Assignment:
Which lines below contain "PUBLIC"? Copy every one of them.

(Data provided Opens)

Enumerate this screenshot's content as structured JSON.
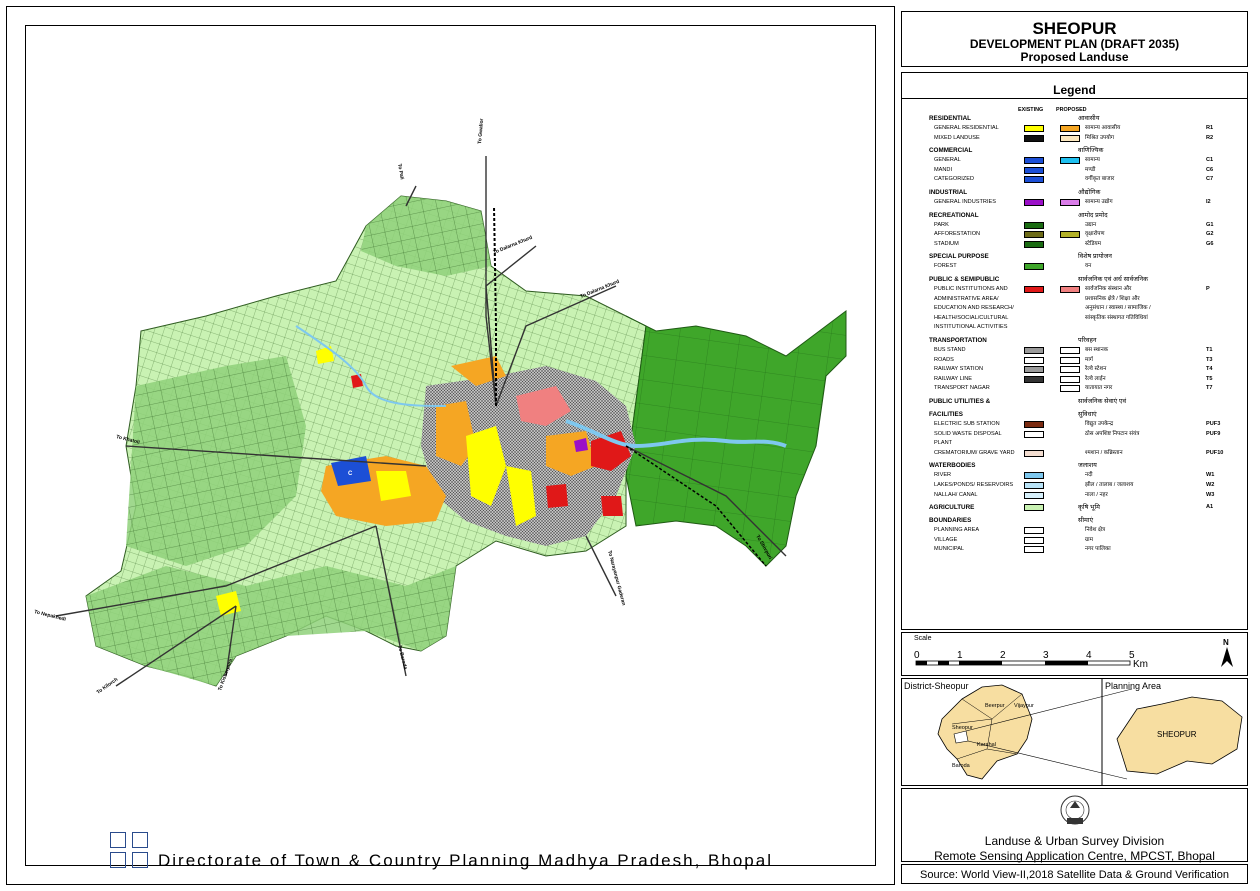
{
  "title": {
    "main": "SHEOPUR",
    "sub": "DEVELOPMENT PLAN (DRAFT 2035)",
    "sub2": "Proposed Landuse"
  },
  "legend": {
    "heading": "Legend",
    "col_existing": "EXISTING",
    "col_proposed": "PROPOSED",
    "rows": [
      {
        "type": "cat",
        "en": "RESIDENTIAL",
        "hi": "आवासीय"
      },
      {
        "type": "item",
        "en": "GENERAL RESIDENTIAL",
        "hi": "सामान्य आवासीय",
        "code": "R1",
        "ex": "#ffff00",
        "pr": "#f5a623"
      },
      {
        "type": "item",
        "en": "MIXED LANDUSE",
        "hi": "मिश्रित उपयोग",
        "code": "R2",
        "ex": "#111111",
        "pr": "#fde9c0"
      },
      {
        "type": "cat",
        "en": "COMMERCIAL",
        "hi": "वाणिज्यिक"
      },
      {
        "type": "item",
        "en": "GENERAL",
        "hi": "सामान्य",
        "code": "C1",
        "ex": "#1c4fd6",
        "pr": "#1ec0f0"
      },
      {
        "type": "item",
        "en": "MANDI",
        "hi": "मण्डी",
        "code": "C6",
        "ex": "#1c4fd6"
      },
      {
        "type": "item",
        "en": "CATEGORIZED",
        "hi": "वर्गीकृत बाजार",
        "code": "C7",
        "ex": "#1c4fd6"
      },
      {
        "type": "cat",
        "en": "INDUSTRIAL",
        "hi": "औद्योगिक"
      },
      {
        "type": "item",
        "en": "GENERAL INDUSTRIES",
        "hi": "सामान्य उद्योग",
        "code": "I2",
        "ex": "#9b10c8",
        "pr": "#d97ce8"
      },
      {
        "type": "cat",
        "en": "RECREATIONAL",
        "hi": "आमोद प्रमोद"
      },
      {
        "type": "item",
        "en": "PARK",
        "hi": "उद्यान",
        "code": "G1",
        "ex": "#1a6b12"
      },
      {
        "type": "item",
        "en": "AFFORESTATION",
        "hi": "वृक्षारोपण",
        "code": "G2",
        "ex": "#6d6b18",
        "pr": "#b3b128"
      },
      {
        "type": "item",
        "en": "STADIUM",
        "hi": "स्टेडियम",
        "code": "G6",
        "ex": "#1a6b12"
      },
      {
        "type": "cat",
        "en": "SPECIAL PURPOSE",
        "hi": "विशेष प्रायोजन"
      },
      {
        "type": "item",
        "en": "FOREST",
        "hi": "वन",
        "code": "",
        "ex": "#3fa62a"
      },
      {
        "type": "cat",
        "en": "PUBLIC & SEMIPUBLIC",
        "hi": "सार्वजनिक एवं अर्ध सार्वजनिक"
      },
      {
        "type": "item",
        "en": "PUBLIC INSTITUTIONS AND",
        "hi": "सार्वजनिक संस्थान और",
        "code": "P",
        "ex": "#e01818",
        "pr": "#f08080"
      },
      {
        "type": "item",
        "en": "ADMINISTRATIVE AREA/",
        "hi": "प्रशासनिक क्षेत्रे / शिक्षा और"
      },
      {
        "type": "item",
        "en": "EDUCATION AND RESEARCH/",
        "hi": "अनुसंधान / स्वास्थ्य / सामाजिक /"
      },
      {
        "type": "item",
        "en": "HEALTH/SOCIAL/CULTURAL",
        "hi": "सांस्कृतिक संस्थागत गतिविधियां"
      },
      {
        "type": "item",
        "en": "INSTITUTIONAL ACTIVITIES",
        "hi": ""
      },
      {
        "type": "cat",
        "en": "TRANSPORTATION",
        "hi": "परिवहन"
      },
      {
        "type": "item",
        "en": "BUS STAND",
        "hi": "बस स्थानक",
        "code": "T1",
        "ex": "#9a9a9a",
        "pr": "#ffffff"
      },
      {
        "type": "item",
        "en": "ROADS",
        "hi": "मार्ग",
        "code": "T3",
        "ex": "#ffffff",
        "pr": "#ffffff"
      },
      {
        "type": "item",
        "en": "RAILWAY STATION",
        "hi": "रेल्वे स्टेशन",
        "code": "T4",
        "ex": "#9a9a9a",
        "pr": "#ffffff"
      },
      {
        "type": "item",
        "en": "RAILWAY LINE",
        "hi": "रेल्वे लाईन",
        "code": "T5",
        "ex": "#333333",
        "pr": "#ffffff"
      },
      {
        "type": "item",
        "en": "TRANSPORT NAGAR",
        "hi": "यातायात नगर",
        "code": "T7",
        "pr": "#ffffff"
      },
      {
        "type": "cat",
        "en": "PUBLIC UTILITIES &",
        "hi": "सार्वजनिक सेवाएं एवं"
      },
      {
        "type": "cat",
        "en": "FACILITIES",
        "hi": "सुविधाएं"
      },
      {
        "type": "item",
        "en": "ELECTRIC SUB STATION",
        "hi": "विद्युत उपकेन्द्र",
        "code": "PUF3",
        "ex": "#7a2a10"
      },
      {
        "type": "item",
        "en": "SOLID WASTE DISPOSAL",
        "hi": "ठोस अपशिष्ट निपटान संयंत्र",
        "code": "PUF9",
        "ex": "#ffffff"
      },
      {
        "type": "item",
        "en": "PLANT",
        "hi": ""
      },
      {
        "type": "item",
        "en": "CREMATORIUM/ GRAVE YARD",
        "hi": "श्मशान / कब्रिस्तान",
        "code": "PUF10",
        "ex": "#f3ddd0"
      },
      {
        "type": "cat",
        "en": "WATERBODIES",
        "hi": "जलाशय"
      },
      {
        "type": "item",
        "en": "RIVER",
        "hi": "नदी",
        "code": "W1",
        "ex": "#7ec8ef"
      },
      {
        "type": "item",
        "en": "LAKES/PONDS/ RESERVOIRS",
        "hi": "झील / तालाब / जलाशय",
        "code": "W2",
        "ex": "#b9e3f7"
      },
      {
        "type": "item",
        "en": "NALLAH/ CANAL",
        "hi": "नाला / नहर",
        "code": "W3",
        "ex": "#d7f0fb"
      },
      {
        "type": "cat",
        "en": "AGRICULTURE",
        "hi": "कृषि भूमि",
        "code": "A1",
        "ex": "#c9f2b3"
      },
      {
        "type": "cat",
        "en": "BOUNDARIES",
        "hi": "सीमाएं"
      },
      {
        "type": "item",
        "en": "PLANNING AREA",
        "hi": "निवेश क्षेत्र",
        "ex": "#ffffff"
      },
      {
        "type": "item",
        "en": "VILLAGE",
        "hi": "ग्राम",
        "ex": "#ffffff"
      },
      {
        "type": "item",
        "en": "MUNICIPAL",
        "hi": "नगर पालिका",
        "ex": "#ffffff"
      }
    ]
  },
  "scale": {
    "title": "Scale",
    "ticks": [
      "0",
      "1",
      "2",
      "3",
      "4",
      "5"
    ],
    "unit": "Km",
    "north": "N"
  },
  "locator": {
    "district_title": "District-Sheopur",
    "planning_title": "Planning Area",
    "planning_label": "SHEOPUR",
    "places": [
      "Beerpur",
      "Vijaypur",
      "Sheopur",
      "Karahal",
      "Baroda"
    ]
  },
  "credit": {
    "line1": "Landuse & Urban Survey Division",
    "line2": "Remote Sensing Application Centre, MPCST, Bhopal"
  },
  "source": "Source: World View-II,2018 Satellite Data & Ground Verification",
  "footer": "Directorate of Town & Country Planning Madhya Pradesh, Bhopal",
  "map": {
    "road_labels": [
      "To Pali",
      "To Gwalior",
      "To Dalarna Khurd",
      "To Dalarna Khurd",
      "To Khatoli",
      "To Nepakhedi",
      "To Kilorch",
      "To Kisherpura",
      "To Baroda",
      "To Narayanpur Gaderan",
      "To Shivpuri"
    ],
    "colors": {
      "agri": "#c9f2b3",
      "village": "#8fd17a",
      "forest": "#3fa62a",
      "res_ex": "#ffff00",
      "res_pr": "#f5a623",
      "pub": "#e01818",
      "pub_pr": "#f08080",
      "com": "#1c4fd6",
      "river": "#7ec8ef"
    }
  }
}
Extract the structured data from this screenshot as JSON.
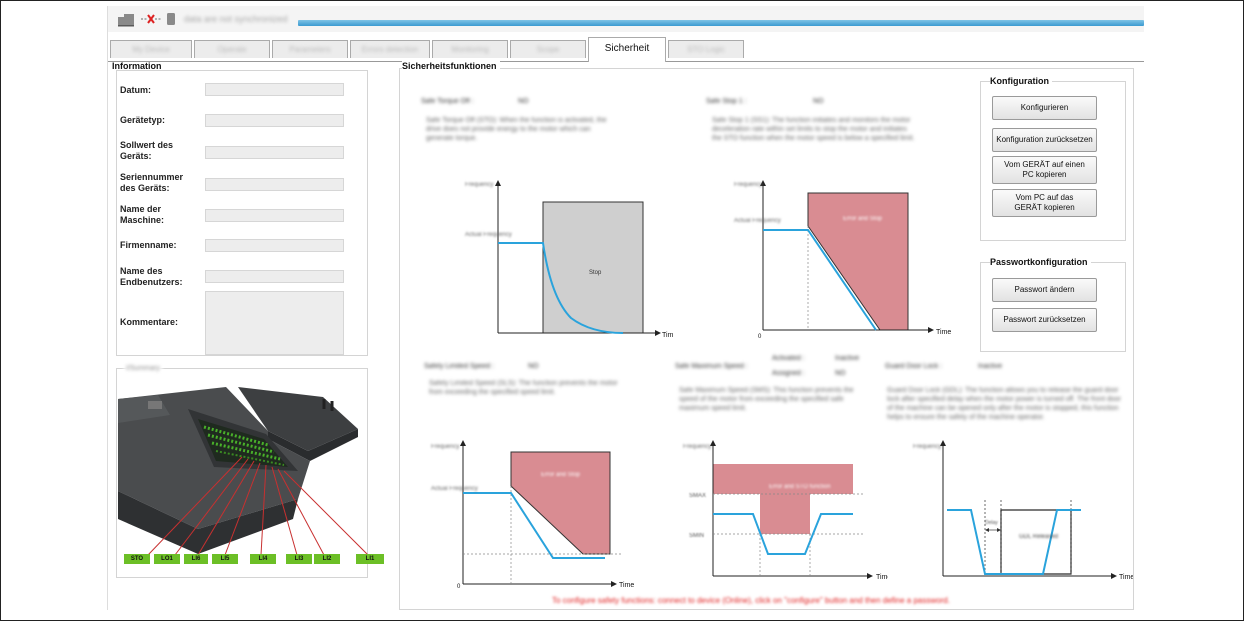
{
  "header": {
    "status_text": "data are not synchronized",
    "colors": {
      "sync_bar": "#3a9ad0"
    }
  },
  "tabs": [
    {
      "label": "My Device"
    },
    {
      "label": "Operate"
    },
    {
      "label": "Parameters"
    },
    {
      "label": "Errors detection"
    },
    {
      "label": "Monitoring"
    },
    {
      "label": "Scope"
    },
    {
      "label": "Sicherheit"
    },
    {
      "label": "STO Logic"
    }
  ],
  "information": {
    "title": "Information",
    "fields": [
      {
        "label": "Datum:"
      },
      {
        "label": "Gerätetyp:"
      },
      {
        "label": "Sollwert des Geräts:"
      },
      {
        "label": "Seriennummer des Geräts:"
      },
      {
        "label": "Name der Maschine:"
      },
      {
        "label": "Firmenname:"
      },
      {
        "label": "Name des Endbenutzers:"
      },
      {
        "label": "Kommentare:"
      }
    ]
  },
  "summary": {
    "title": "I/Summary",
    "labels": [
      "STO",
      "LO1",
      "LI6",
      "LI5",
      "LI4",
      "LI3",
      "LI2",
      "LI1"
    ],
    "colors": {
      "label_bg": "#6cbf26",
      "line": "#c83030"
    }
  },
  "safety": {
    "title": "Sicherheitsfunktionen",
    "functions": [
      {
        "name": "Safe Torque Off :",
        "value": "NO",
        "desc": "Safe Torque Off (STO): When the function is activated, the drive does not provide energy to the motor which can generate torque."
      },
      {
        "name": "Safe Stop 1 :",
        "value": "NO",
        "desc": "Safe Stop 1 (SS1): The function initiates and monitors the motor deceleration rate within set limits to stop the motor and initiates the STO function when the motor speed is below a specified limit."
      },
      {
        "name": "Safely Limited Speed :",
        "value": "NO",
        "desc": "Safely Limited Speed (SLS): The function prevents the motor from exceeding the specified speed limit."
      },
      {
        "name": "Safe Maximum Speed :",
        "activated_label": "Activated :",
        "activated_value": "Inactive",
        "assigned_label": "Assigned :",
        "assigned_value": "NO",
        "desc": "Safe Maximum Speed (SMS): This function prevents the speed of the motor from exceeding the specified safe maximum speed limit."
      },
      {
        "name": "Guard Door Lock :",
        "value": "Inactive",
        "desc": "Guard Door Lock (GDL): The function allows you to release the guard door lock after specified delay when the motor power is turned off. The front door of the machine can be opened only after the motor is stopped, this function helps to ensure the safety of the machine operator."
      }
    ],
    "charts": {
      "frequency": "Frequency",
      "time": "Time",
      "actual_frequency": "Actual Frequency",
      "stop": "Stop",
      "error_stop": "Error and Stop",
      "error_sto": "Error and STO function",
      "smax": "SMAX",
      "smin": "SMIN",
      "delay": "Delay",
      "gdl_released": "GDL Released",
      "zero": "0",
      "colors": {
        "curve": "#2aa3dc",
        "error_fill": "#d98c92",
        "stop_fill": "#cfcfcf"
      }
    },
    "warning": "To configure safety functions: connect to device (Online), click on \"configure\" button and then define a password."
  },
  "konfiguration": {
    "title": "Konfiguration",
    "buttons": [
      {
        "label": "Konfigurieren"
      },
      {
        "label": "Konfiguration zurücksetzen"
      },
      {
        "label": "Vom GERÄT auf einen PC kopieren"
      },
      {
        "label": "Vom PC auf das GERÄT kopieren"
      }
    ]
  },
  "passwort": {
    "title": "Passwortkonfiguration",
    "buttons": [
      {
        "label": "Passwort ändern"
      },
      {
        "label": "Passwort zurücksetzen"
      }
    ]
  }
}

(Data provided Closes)

Solution to this exercise:
        "en": "PUBLIC & SEMIPUBLIC",
        "en": "PUBLIC INSTITUTIONS AND",
        "en": "PUBLIC UTILITIES &",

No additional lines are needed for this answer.